BEGIN ENTRIES PROVIDED

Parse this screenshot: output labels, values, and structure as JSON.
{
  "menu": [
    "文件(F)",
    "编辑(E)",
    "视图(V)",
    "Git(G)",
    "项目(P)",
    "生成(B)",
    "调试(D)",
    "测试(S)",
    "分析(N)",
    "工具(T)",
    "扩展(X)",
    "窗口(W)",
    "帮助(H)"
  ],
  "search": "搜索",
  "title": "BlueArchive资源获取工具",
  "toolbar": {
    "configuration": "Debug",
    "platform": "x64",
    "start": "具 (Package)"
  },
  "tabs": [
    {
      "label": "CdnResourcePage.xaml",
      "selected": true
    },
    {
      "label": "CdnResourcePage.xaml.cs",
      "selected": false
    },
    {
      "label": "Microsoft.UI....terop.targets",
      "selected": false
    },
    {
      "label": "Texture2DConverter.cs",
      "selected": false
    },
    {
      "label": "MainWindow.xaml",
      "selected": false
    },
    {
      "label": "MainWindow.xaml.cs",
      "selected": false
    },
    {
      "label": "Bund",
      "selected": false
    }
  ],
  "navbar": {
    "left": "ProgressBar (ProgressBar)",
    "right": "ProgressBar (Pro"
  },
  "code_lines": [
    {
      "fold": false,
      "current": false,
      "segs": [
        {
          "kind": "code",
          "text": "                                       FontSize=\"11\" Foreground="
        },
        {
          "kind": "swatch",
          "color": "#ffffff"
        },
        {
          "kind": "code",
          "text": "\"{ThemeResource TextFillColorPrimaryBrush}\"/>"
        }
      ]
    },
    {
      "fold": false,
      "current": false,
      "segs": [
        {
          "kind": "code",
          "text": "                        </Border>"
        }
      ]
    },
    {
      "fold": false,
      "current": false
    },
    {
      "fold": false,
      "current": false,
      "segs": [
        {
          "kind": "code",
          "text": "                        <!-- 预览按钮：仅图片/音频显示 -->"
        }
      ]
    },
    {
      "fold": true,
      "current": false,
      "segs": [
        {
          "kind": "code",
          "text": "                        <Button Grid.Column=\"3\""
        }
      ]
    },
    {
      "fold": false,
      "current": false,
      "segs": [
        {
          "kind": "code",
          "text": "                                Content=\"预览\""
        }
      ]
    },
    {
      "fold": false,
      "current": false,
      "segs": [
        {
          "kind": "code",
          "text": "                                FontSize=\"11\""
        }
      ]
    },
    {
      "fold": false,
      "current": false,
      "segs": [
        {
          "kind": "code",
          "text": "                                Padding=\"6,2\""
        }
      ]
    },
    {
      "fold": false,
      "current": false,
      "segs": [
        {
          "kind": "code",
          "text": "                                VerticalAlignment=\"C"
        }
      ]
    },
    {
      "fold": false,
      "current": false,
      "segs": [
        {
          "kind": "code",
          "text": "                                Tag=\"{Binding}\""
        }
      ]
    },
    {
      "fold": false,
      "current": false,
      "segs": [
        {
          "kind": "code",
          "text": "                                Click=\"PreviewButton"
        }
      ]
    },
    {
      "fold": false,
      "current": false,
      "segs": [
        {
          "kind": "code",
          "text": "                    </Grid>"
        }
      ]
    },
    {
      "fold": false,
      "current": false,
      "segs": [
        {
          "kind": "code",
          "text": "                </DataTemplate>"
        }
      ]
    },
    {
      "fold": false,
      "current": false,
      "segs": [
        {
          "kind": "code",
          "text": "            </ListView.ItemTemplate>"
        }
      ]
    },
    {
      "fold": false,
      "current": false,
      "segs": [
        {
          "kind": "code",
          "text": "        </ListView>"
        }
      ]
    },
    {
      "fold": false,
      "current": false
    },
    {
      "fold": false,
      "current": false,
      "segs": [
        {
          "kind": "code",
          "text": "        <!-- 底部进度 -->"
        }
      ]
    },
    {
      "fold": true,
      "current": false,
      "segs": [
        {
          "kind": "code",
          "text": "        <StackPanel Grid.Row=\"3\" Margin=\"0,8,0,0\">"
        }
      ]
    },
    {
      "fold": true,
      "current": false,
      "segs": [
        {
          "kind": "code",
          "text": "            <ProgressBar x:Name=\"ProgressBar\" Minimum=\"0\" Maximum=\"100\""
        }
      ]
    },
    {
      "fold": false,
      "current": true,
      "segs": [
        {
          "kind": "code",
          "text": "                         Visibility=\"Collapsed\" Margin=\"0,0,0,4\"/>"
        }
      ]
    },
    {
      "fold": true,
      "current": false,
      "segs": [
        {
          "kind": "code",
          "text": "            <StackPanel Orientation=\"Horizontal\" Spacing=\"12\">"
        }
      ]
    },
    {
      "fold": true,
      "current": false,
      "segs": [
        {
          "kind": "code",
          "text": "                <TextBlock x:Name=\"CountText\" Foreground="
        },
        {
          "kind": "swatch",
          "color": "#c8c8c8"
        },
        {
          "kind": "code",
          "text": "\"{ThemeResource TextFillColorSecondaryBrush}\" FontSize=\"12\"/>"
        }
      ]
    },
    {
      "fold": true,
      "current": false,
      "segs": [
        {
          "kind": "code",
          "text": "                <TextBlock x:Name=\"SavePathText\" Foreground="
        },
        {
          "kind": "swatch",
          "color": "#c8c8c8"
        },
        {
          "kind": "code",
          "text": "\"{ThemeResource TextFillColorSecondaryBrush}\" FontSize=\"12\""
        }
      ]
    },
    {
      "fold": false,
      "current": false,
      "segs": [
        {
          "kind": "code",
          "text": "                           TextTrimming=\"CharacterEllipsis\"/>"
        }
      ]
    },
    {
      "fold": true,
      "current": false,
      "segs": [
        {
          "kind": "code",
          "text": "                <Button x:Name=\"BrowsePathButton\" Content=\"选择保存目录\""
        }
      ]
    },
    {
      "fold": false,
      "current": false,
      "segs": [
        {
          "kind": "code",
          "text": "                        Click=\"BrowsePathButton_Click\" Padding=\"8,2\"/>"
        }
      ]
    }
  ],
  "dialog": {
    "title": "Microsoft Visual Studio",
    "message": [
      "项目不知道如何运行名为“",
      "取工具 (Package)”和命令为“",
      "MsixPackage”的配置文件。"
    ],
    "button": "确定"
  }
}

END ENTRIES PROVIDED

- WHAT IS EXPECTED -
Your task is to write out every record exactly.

- TASK OUTPUT -
Parse this screenshot: output labels, values, and structure as JSON.
{
  "menu": [
    "文件(F)",
    "编辑(E)",
    "视图(V)",
    "Git(G)",
    "项目(P)",
    "生成(B)",
    "调试(D)",
    "测试(S)",
    "分析(N)",
    "工具(T)",
    "扩展(X)",
    "窗口(W)",
    "帮助(H)"
  ],
  "search": "搜索",
  "title": "BlueArchive资源获取工具",
  "toolbar": {
    "configuration": "Debug",
    "platform": "x64",
    "start": "具 (Package)"
  },
  "tabs": [
    {
      "label": "CdnResourcePage.xaml",
      "selected": true
    },
    {
      "label": "CdnResourcePage.xaml.cs",
      "selected": false
    },
    {
      "label": "Microsoft.UI....terop.targets",
      "selected": false
    },
    {
      "label": "Texture2DConverter.cs",
      "selected": false
    },
    {
      "label": "MainWindow.xaml",
      "selected": false
    },
    {
      "label": "MainWindow.xaml.cs",
      "selected": false
    },
    {
      "label": "Bund",
      "selected": false
    }
  ],
  "navbar": {
    "left": "ProgressBar (ProgressBar)",
    "right": "ProgressBar (Pro"
  },
  "code_lines": [
    {
      "fold": false,
      "current": false,
      "segs": [
        {
          "kind": "code",
          "text": "                                       FontSize=\"11\" Foreground="
        },
        {
          "kind": "swatch",
          "color": "#ffffff"
        },
        {
          "kind": "code",
          "text": "\"{ThemeResource TextFillColorPrimaryBrush}\"/>"
        }
      ]
    },
    {
      "fold": false,
      "current": false,
      "segs": [
        {
          "kind": "code",
          "text": "                        </Border>"
        }
      ]
    },
    {
      "fold": false,
      "current": false
    },
    {
      "fold": false,
      "current": false,
      "segs": [
        {
          "kind": "code",
          "text": "                        <!-- 预览按钮：仅图片/音频显示 -->"
        }
      ]
    },
    {
      "fold": true,
      "current": false,
      "segs": [
        {
          "kind": "code",
          "text": "                        <Button Grid.Column=\"3\""
        }
      ]
    },
    {
      "fold": false,
      "current": false,
      "segs": [
        {
          "kind": "code",
          "text": "                                Content=\"预览\""
        }
      ]
    },
    {
      "fold": false,
      "current": false,
      "segs": [
        {
          "kind": "code",
          "text": "                                FontSize=\"11\""
        }
      ]
    },
    {
      "fold": false,
      "current": false,
      "segs": [
        {
          "kind": "code",
          "text": "                                Padding=\"6,2\""
        }
      ]
    },
    {
      "fold": false,
      "current": false,
      "segs": [
        {
          "kind": "code",
          "text": "                                VerticalAlignment=\"C"
        }
      ]
    },
    {
      "fold": false,
      "current": false,
      "segs": [
        {
          "kind": "code",
          "text": "                                Tag=\"{Binding}\""
        }
      ]
    },
    {
      "fold": false,
      "current": false,
      "segs": [
        {
          "kind": "code",
          "text": "                                Click=\"PreviewButton"
        }
      ]
    },
    {
      "fold": false,
      "current": false,
      "segs": [
        {
          "kind": "code",
          "text": "                    </Grid>"
        }
      ]
    },
    {
      "fold": false,
      "current": false,
      "segs": [
        {
          "kind": "code",
          "text": "                </DataTemplate>"
        }
      ]
    },
    {
      "fold": false,
      "current": false,
      "segs": [
        {
          "kind": "code",
          "text": "            </ListView.ItemTemplate>"
        }
      ]
    },
    {
      "fold": false,
      "current": false,
      "segs": [
        {
          "kind": "code",
          "text": "        </ListView>"
        }
      ]
    },
    {
      "fold": false,
      "current": false
    },
    {
      "fold": false,
      "current": false,
      "segs": [
        {
          "kind": "code",
          "text": "        <!-- 底部进度 -->"
        }
      ]
    },
    {
      "fold": true,
      "current": false,
      "segs": [
        {
          "kind": "code",
          "text": "        <StackPanel Grid.Row=\"3\" Margin=\"0,8,0,0\">"
        }
      ]
    },
    {
      "fold": true,
      "current": false,
      "segs": [
        {
          "kind": "code",
          "text": "            <ProgressBar x:Name=\"ProgressBar\" Minimum=\"0\" Maximum=\"100\""
        }
      ]
    },
    {
      "fold": false,
      "current": true,
      "segs": [
        {
          "kind": "code",
          "text": "                         Visibility=\"Collapsed\" Margin=\"0,0,0,4\"/>"
        }
      ]
    },
    {
      "fold": true,
      "current": false,
      "segs": [
        {
          "kind": "code",
          "text": "            <StackPanel Orientation=\"Horizontal\" Spacing=\"12\">"
        }
      ]
    },
    {
      "fold": true,
      "current": false,
      "segs": [
        {
          "kind": "code",
          "text": "                <TextBlock x:Name=\"CountText\" Foreground="
        },
        {
          "kind": "swatch",
          "color": "#c8c8c8"
        },
        {
          "kind": "code",
          "text": "\"{ThemeResource TextFillColorSecondaryBrush}\" FontSize=\"12\"/>"
        }
      ]
    },
    {
      "fold": true,
      "current": false,
      "segs": [
        {
          "kind": "code",
          "text": "                <TextBlock x:Name=\"SavePathText\" Foreground="
        },
        {
          "kind": "swatch",
          "color": "#c8c8c8"
        },
        {
          "kind": "code",
          "text": "\"{ThemeResource TextFillColorSecondaryBrush}\" FontSize=\"12\""
        }
      ]
    },
    {
      "fold": false,
      "current": false,
      "segs": [
        {
          "kind": "code",
          "text": "                           TextTrimming=\"CharacterEllipsis\"/>"
        }
      ]
    },
    {
      "fold": true,
      "current": false,
      "segs": [
        {
          "kind": "code",
          "text": "                <Button x:Name=\"BrowsePathButton\" Content=\"选择保存目录\""
        }
      ]
    },
    {
      "fold": false,
      "current": false,
      "segs": [
        {
          "kind": "code",
          "text": "                        Click=\"BrowsePathButton_Click\" Padding=\"8,2\"/>"
        }
      ]
    }
  ],
  "dialog": {
    "title": "Microsoft Visual Studio",
    "message": [
      "项目不知道如何运行名为“",
      "取工具 (Package)”和命令为“",
      "MsixPackage”的配置文件。"
    ],
    "button": "确定"
  }
}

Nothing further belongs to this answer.